You're the Safety Manager and you are about to start a driver meeting to go over CSA 2010 and how it relates to the drivers and the company. It's early Saturday morning and all the good donuts have already been picked over. You just made a promise to yourself to never let the dispatchers pick up the donuts again. Your laptop is warming up and you're about to start your very well prepared slide show.
You start by telling them they can be given points for more than 63% of the total CSA 2010 violations listed on the SMS methodology document. As you look at them spread across the classroom, you see that all to familiar deer in the headlights look in their eyes, and their jaw just can't seem to close. The next thing out of their mouth is, “That doesn't matter; the points don't start counting until end of the year.”
In one small statement you've just covered the top two misunderstandings from drivers regarding CSA 2010. Now, let's be honest; not all drivers are this un-aware of the impending doom called CSA 2010, but there are some important issues they should be made aware of. My aim in this short BLOG entry is to share a few of those issues with you so you can pass them on to your drivers, if you deem them fit.
- Your drivers' history is already established. Three years of inspection history and five years of accident data are now available for carriers to look at in Pre-employment Screening.
- Driver Fatigue or Hours of Service account for 5 of the top 10 violations written against drivers in 2009 and 2010. Drivers receive points against them for 95% of HOS violations. Drivers should want to move to electronic logs as doing so would reduce their exposure to nearly 50% of all violations under CSA 2010.
- Drivers need to pay attention when conducting their pre-trip inspections. No more kick the tires and run. Drivers have exposure to 73% of the points issued in the Vehicle Maintenance Basic. Drivers doing complete and comprehensive pre-trip inspections will avoid the foolish inspection. A foolish inspection is any one that could have been avoided by the driver had they made a better decision regarding their vehicle before the opportunity of an inspection occurred.
- SPEEDING was the number 2 violation issued in 2009. Why? Because drivers pulled over for speeding were subject to an inspection. Speeding is just one more way to receive a foolish inspection.

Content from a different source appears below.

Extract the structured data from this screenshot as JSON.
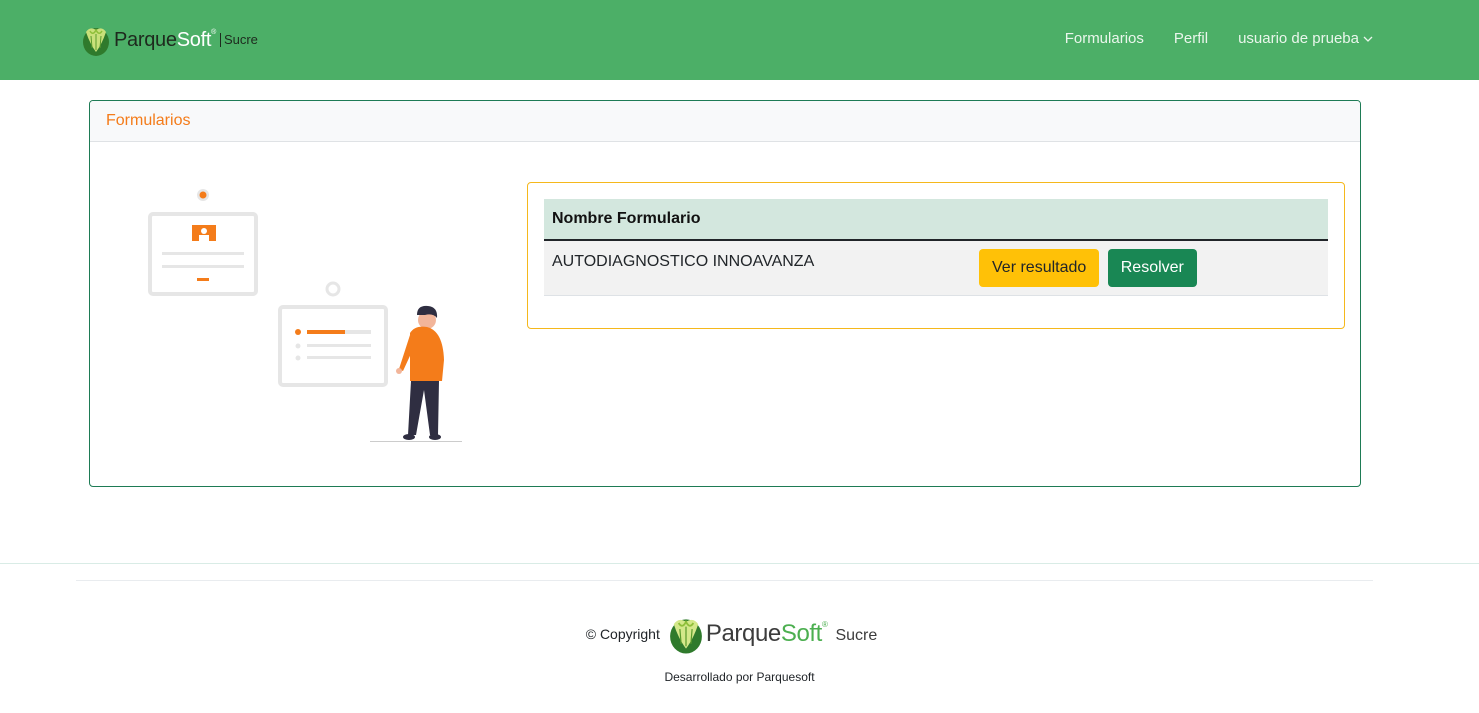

- The FMCSA has predicted that as many as 175,000 drivers could lose their job because of their CSA score. In order to maintain a level of job security, there is no better time than now for drivers to get on board with what their company is trying to accomplish regarding goals and improvements to the operation. Drivers with a bad record will soon find themselves in a difficult position when they start looking for a job now that their CSA score is available for all to see.
There are also 11 Red Flag Violations that do just that, “Flag the Driver” for closer scrutiny. Red Flag Drivers will almost certainly be sought out during an on-site inspection, with the inspector likely requesting their records and an update on how the carrier dealt with their violations.
In my humble opinion, CSA has not changed things all that much. There won't be a shortage of drivers, just a shortage of “Good” Drivers”, and now you have a way to tell which is which. The Safety Fitness Determination has yet to be ruled on. Some say it may never include the drivers' scores; but those are the same people that still think CSA stands for “Clean Slate of America”
Let me leave you with this last thought: Treat everybody like you want to be treated and the rest will get along just fine. This is my CSA 2010 blog entry and I'm out.
- CSA 2010
- SMS Methodology
- CSA 2010 FAQ's